But not all of us are ready to be turned inside out or aligned in a different dimension.

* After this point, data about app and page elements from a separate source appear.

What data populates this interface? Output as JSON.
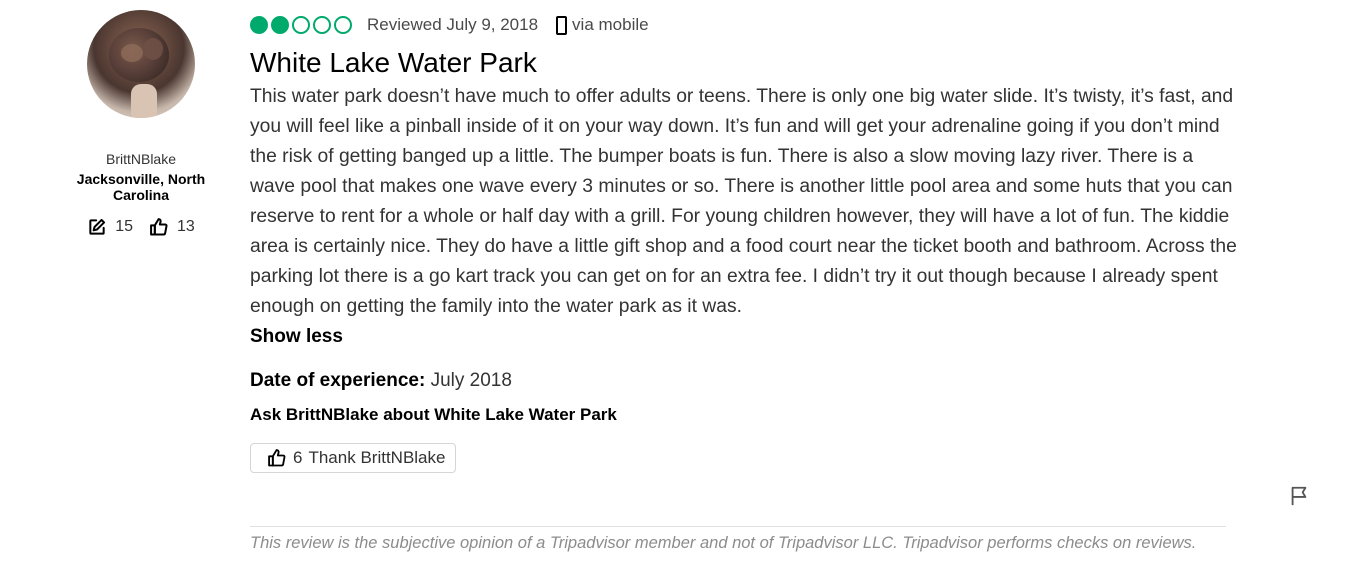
{
  "reviewer": {
    "username": "BrittNBlake",
    "location": "Jacksonville, North Carolina",
    "contributions": "15",
    "helpful_votes": "13"
  },
  "review": {
    "rating": 2,
    "rating_max": 5,
    "reviewed_date": "Reviewed July 9, 2018",
    "via": "via mobile",
    "title": "White Lake Water Park",
    "body": "This water park doesn’t have much to offer adults or teens. There is only one big water slide. It’s twisty, it’s fast, and you will feel like a pinball inside of it on your way down. It’s fun and will get your adrenaline going if you don’t mind the risk of getting banged up a little. The bumper boats is fun. There is also a slow moving lazy river. There is a wave pool that makes one wave every 3 minutes or so. There is another little pool area and some huts that you can reserve to rent for a whole or half day with a grill. For young children however, they will have a lot of fun. The kiddie area is certainly nice. They do have a little gift shop and a food court near the ticket booth and bathroom. Across the parking lot there is a go kart track you can get on for an extra fee. I didn’t try it out though because I already spent enough on getting the family into the water park as it was.",
    "show_less": "Show less",
    "date_label": "Date of experience:",
    "date_value": "July 2018",
    "ask": "Ask BrittNBlake about White Lake Water Park",
    "thank_count": "6",
    "thank_label": "Thank BrittNBlake",
    "disclaimer": "This review is the subjective opinion of a Tripadvisor member and not of Tripadvisor LLC. Tripadvisor performs checks on reviews."
  },
  "colors": {
    "bubble_green": "#00aa6c"
  },
  "icons": {
    "contributions": "edit-icon",
    "helpful": "thumbs-up-icon",
    "device": "mobile-phone-icon",
    "report": "flag-icon"
  }
}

It is believed that an unknown particle, described as a "protophobic X boson", will carry a force that acts at microscopic distances not much greater than those of an atomic nucleus.
The boson is a particle that can carry forces.
The particle is named X17 because its mass is calculated at 17 mega-electron volts.
But Dr. Krasnahorkay now believes that they measured the same results in stable helium atoms, but instead of electrons and positrons in helium atoms separating 140 degrees, the angle is closer to 115 degrees.
"This characteristic is similar to the anomaly observed in 8Be and appears to be consistent with the boson X17 decay scenario," writes the team at arXiv where the study was published but has not yet been published subjected to inspection.
If the existence of particles is confirmed, this means that physicists will finally have to re-evaluate the interactions of the existing four fundamental forces of particle physics and make room for a fifth part.
"We expect more independent experimental results to come. for the X17 particle in the coming years, "the research team concluded in its paper.